You see, it’s not a matter of traditional vs. digital vs. social vs. citizen media. They no longer are mutually exclusive. It’s finding the right mix of these channels (and the right message). We will continue to help clients craft their salient stories/messages so they may more effectively and authentically engage directly with any individual who has a qualified sphere of influence, e.g., readership, viewership, listenership, Twittership.
As Mr. Solis thoughtfully opines on the Miller piece today:
“As the New York Times article leads you to believe, everything in PR focuses on the launch, however, the launch vehicles and the mouthpieces have changed thanks to the socialization of media. But what hasnâ€™t changed is the process of connecting information to people seeking it, when, where, and how they ask questions, learn, and communicate. The only difference is that the tools and the people involved in the decision making process have augmented.”
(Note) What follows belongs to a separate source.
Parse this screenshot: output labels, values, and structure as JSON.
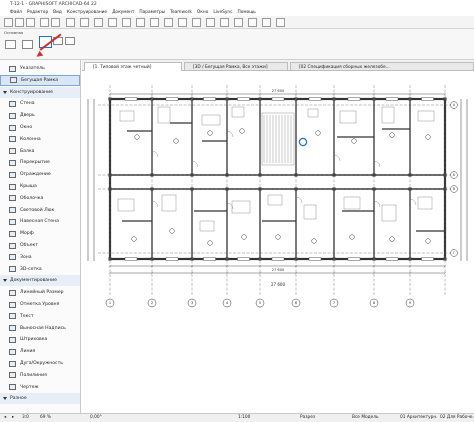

He further expounds on the requisite PR skills and mindset to succeed today:
“The eligibility to earn these relationships however, start with a completely new and enlightened state of market awareness, customer empathy, and social adeptness, bound by passion and a clear proficiency in the art and science of influence and community building.”
I did find one key ingredient missing from Ms. Miller’s profile. Her focus was on Ms. Hammerling’s network of “friends” each of whom wields influence through their blogs, microblogs and old-fashioned personal networks. I didn’t see much on content creation and optimization, and how this essential competency helps clients to build their own followers and, in doing so, advance their business objectives.
Again, [seeding, pitching, courting, engaging] those who have qualified followers is a fairly traditional path. Building a client’s authority (and influence) through the creation of compelling text, images and video is where the PR biz seems to be heading.
Here are some New York Times readers who also took notice of Ms. Miller’s piece:
- PR Newser (Joe Ciarallo) “Brooke Hammerling on NYT Story: Reporter Did an ‘Excellent Job'”
- PR 2.0 (Brian Solis ): “PR Does Not Stand for Press Release: Equalizing Spikes and Valleys”
- TechCrunch (Michael Arrington) “The Reality Of PR: Smile, Dial, Name Drop, Pray.”
- PR Week “The Cycle” (Aarti Shah) “NY Times on Silicon Valley PR”
- Twilight in the Valley of the Nerds “Viable Product or Service First, Then PR”
- Scobleizer (Robert Scoble) “Tech execs: how to reach â€œnormalâ€ users with PR and with TechCrunch/GigaOm et al”
- PR Squared (Todd Defren) “The Seven Elements of Good PR”